Like them or loathe them, it doesn’t much matter anymore. R.M. Fischer’s “Sky Stations,” soaring above Bartle Hall Convention Center after more than 20 years in place, are an inextricable part of Kansas City’s identity — as much so as the iconic Oldenburg “Shuttlecocks” (1994) on the Nelson-Atkins Museum of Art lawn or “The Scout” (1910), by Cyrus E. Dallin, overlooking downtown.
Like your family’s kitchen table where so many childhood memories are set — impressions that helped make you who you are — public art is a major part of our great city’s set. It transforms public spaces to public places where life happens — day in and day out.
Ours is a vibrant city for its public art funded through both private and public sources. But it is the public art program, first adopted in 1970 and codified in 1986 by the KCMO council with tenacious leadership by Katheryn Shields, that set up a systematic acquisition program resulting in the “Sky Stations” and 43 other works to date. (A catalog is available at kcmo.gov/general services.)
The program requires that 1 percent of all new city construction project budgets be set aside for the purchase of original art, which is usually tied to the building itself. This “One Percent for Art” program has brought us world-class works positioned from the airport to the Stockyards to the Central Patrol Division. The selection process is adjudicated by the Municipal Art Commission, with equal opportunity granted to local and out-of-town artists.
Today over 350 cities have similar percent for public arts programs, and it’s safe to say that every single work of art in these collections has its detractors. There will always be someone for whom my lovable sky stations represent a waste of money for “space junk on Soviet architecture!” One person’s humor may be offensive to another. And as the City of Overland Park learned recently, a nude statue to one may be pornography to another.
We don’t go to museums expecting to like each work of art, which is how public art should be approached. Great 21st-century cities are sort of like museums of public arts.
Beyond the percent for arts program, Kansas City’s responsibility to local arts has been confusing at times: Should the city’s role be to support our existing arts community, or to use the successes of that community to sell the city through tourism and jobs? The answer was set forth in the comprehensive FOCUS plan written in 1998, updated in 2004, and still in effect, which states the city’s role is “to recognize culture as commerce.”
Our incredible arts institutions represent city assets for attracting new business and tourism from which tax revenues are derived, placing arts clearly in the income section of the balance sheet.
However, to some extent, the city must support its assets, so in 2012, Mayor Sylvester James appointed a Design and Review Commission to reexamine the city’s role in supporting arts and culture. With input from over 3,000 people, the 72-page report, “KCMO Arts Convergence” — more sales piece than guide book — describes the city’s responsibility as making art and arts education more accessible, especially on a neighborhood basis.

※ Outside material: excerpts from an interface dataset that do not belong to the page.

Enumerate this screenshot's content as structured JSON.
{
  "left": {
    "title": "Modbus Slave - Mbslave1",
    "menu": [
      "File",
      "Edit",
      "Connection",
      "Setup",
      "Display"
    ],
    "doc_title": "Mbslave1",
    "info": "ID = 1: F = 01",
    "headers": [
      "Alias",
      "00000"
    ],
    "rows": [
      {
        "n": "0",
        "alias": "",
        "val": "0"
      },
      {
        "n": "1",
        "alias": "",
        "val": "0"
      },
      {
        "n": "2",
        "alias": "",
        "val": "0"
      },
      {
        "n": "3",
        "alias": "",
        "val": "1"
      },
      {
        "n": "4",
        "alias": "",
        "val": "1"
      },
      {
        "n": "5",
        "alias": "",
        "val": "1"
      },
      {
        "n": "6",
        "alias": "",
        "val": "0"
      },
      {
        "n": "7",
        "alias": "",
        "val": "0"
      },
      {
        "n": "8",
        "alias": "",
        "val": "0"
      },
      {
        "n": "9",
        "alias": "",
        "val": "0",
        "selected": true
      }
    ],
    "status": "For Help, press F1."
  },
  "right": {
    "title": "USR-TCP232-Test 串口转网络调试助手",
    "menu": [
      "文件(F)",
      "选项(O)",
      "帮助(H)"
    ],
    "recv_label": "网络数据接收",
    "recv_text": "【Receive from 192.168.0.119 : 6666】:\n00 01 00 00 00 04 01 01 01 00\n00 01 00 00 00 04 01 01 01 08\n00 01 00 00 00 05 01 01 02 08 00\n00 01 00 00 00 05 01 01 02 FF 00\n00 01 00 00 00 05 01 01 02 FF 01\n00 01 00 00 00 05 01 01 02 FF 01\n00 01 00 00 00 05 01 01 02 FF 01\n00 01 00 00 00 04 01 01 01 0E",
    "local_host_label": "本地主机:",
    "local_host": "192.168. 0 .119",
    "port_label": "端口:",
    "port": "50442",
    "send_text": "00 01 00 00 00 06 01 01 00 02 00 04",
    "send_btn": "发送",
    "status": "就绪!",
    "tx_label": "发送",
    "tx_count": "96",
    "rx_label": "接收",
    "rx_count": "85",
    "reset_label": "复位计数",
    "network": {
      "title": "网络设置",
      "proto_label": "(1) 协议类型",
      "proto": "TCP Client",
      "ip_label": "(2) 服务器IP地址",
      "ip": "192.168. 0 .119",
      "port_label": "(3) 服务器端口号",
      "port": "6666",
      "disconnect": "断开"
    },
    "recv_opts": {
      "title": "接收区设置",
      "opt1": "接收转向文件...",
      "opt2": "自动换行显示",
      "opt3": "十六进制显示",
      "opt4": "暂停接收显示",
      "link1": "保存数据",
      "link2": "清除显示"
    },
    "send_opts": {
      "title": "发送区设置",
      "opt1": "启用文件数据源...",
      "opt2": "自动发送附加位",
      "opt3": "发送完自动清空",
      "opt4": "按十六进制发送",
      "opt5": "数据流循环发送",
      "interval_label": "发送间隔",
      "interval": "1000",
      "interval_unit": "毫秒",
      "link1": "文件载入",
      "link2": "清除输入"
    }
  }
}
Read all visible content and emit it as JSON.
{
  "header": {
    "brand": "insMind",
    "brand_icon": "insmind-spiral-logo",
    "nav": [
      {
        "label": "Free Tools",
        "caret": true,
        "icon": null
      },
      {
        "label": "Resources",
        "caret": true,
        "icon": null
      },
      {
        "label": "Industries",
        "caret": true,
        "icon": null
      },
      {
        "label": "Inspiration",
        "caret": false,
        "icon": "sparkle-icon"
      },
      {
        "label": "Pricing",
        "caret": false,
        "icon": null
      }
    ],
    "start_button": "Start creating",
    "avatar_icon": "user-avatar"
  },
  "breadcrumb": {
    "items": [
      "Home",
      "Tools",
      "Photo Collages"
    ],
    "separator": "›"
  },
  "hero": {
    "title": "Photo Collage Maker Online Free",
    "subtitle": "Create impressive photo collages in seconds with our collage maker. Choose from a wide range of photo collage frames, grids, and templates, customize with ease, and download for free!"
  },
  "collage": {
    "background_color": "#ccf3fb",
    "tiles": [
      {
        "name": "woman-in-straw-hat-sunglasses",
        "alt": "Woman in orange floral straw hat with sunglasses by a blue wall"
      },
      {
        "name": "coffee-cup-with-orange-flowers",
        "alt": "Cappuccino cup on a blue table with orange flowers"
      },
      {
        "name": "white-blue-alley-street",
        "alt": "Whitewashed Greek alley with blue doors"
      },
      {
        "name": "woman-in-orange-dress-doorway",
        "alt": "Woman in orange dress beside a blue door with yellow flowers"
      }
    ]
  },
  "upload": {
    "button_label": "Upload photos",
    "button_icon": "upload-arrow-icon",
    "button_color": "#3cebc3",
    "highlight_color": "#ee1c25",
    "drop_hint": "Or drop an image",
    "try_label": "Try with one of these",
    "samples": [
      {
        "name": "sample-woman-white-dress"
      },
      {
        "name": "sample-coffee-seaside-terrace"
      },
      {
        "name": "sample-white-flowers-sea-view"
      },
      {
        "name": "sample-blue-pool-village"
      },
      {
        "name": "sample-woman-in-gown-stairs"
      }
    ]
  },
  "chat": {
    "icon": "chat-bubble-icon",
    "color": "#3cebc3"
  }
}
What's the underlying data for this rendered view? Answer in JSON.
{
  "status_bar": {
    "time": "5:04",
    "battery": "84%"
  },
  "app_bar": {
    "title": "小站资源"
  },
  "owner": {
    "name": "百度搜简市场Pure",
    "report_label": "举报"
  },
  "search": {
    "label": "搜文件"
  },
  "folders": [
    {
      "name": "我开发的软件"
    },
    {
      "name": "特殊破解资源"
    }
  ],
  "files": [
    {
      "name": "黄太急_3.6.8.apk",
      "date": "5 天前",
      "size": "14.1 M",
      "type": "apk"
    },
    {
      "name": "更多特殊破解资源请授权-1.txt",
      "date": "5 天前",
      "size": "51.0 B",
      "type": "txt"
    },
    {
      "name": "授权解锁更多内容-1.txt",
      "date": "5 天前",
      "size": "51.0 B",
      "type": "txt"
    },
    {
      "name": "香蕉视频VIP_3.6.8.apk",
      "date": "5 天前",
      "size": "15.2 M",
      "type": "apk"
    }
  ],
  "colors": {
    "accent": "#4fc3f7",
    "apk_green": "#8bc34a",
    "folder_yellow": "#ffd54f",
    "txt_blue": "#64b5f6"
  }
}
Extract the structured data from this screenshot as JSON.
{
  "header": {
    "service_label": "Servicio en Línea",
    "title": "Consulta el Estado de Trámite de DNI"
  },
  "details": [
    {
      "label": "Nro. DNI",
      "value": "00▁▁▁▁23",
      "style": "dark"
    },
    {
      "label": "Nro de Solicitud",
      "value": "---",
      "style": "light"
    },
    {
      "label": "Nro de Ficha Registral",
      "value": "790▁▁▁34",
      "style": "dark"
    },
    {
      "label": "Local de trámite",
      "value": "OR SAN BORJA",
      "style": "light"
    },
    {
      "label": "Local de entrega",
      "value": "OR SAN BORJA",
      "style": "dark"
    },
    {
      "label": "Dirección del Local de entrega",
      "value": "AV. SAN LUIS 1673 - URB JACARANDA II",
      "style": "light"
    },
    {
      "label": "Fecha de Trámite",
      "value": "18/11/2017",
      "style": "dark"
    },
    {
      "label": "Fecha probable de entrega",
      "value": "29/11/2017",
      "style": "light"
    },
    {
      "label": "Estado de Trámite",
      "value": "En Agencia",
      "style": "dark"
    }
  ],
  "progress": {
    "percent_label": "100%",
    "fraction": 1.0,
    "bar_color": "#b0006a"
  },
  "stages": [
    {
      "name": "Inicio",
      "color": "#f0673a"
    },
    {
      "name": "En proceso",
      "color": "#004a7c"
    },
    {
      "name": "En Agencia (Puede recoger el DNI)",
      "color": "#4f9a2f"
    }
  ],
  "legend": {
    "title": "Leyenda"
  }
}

The report recommended creation of an Office of Culture and Creative Service (OCCS), which happened in 2014. OCCS Director, Megan Crigger, was clear with me that the overall goal of her office is marketing and income generation by leveraging the successes of Kansas City arts organizations and artists.
Nine of the 10 goals and strategies set forth for the OCCS address how the office can support existing resources and programs. It’s my hope to see the goal to “Enhance the public arts program” pursued with great vigor. With its long track record of success, why not increase the set-aside tax to 2 percent as some cities have done, or why not require set-asides on more types of construction?
It’s clear to me that this mayor and council are high on the arts as an economic engine. What better way to show it than to once again get ahead of the pack and grow our public arts program? Chicago has more than 700 percent-for-art installations, Denver and Dallas more than 350 and Atlanta, 226, while we sit at 44. There are plenty of spaces waiting to become lovely places for living. There’s plenty of room in the museum that is our city.
Illustration by Jason Needham